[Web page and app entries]
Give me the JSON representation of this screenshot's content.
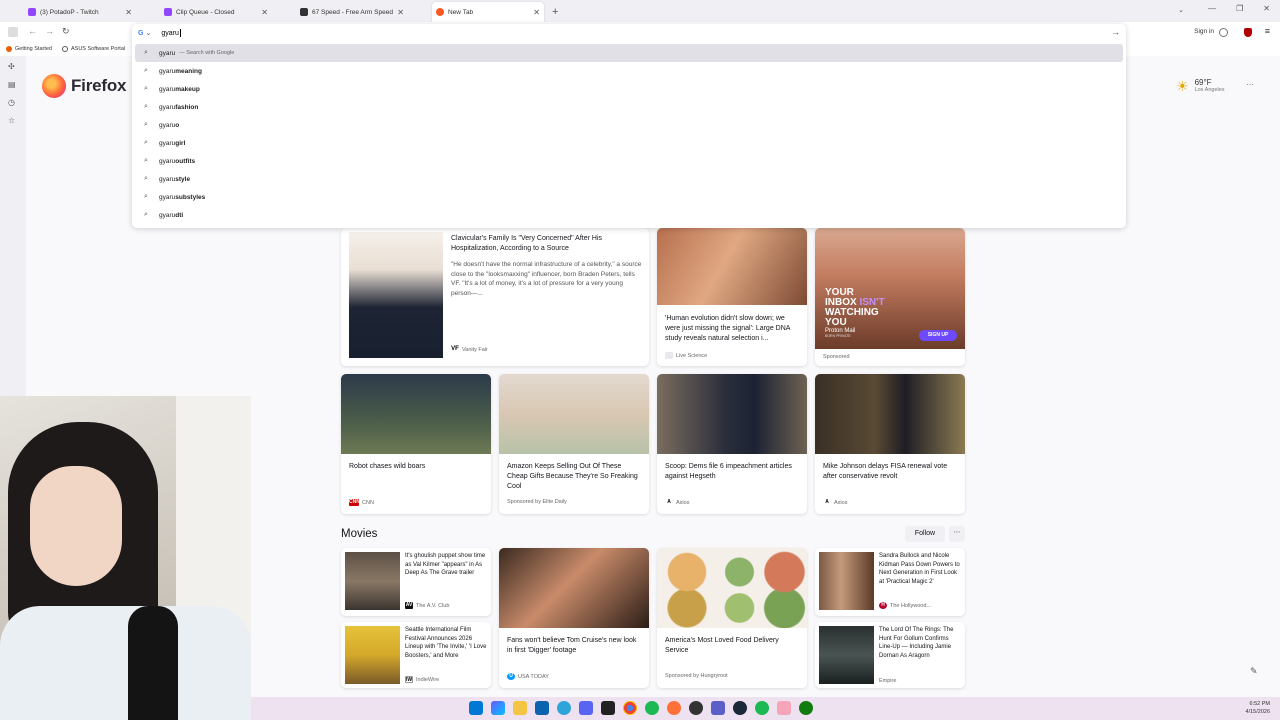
{
  "tabs": [
    {
      "title": "(3) PotadoP - Twitch",
      "color": "#9146ff",
      "active": false
    },
    {
      "title": "Clip Queue - Closed",
      "color": "#9146ff",
      "active": false
    },
    {
      "title": "67 Speed - Free Arm Speed Clic",
      "color": "#333333",
      "active": false
    },
    {
      "title": "New Tab",
      "color": "#ff5722",
      "active": true
    }
  ],
  "window": {
    "new_tab": "+",
    "tab_list": "⌄",
    "minimize": "—",
    "restore": "❐",
    "close": "✕"
  },
  "nav": {
    "back": "←",
    "forward": "→",
    "reload": "↻",
    "engine_letter": "G",
    "engine_caret": "⌄",
    "url_text": "gyaru",
    "go": "→",
    "signin": "Sign in",
    "menu": "≡"
  },
  "suggestions": [
    {
      "prefix": "gyaru",
      "bold": "",
      "hint": "— Search with Google"
    },
    {
      "prefix": "gyaru ",
      "bold": "meaning",
      "hint": ""
    },
    {
      "prefix": "gyaru ",
      "bold": "makeup",
      "hint": ""
    },
    {
      "prefix": "gyaru ",
      "bold": "fashion",
      "hint": ""
    },
    {
      "prefix": "gyaru",
      "bold": "o",
      "hint": ""
    },
    {
      "prefix": "gyaru ",
      "bold": "girl",
      "hint": ""
    },
    {
      "prefix": "gyaru ",
      "bold": "outfits",
      "hint": ""
    },
    {
      "prefix": "gyaru ",
      "bold": "style",
      "hint": ""
    },
    {
      "prefix": "gyaru ",
      "bold": "substyles",
      "hint": ""
    },
    {
      "prefix": "gyaru ",
      "bold": "dti",
      "hint": ""
    }
  ],
  "bookmarks": [
    {
      "label": "Getting Started",
      "color": "#e66000"
    },
    {
      "label": "ASUS Software Portal",
      "color": "#555555"
    }
  ],
  "brand": {
    "word": "Firefox"
  },
  "weather": {
    "temp": "69°F",
    "location": "Los Angeles",
    "menu": "⋯"
  },
  "cards": {
    "clavicular": {
      "title": "Clavicular's Family Is \"Very Concerned\" After His Hospitalization, According to a Source",
      "desc": "\"He doesn't have the normal infrastructure of a celebrity,\" a source close to the \"looksmaxxing\" influencer, born Braden Peters, tells VF. \"It's a lot of money, it's a lot of pressure for a very young person—...",
      "source": "Vanity Fair",
      "logo": "VF"
    },
    "evolution": {
      "title": "'Human evolution didn't slow down; we were just missing the signal': Large DNA study reveals natural selection i...",
      "source": "Live Science"
    },
    "protonmail": {
      "ad_line1": "YOUR",
      "ad_line2": "INBOX",
      "ad_line3": "ISN'T",
      "ad_line4": "WATCHING",
      "ad_line5": "YOU",
      "brand": "Proton Mail",
      "brand_sub": "BORN PRIVATE",
      "cta": "SIGN UP",
      "source": "Sponsored"
    },
    "robot": {
      "title": "Robot chases wild boars",
      "source": "CNN",
      "logo": "CNN"
    },
    "amazon": {
      "title": "Amazon Keeps Selling Out Of These Cheap Gifts Because They're So Freaking Cool",
      "source": "Sponsored by Elite Daily"
    },
    "dems": {
      "title": "Scoop: Dems file 6 impeachment articles against Hegseth",
      "source": "Axios",
      "logo": "A"
    },
    "mike": {
      "title": "Mike Johnson delays FISA renewal vote after conservative revolt",
      "source": "Axios",
      "logo": "A"
    },
    "valkilmer": {
      "title": "It's ghoulish puppet show time as Val Kilmer \"appears\" in As Deep As The Grave trailer",
      "source": "The A.V. Club",
      "logo": "AV"
    },
    "sandra": {
      "title": "Sandra Bullock and Nicole Kidman Pass Down Powers to Next Generation in First Look at 'Practical Magic 2'",
      "source": "The Hollywood...",
      "logo": "H"
    },
    "seattle": {
      "title": "Seattle International Film Festival Announces 2026 Lineup with 'The Invite,' 'I Love Boosters,' and More",
      "source": "IndieWire",
      "logo": "IW"
    },
    "tomcruise": {
      "title": "Fans won't believe Tom Cruise's new look in first 'Digger' footage",
      "source": "USA TODAY",
      "logo": "U"
    },
    "food": {
      "title": "America's Most Loved Food Delivery Service",
      "source": "Sponsored by Hungryroot"
    },
    "lotr": {
      "title": "The Lord Of The Rings: The Hunt For Gollum Confirms Line-Up — Including Jamie Dornan As Aragorn",
      "source": "Empire",
      "logo": "E"
    }
  },
  "section": {
    "title": "Movies",
    "follow": "Follow",
    "more": "⋯"
  },
  "customize_icon": "✎",
  "taskbar": {
    "time": "6:52 PM",
    "date": "4/15/2026"
  }
}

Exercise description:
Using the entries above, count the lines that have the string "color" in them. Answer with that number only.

Response to the exercise:
6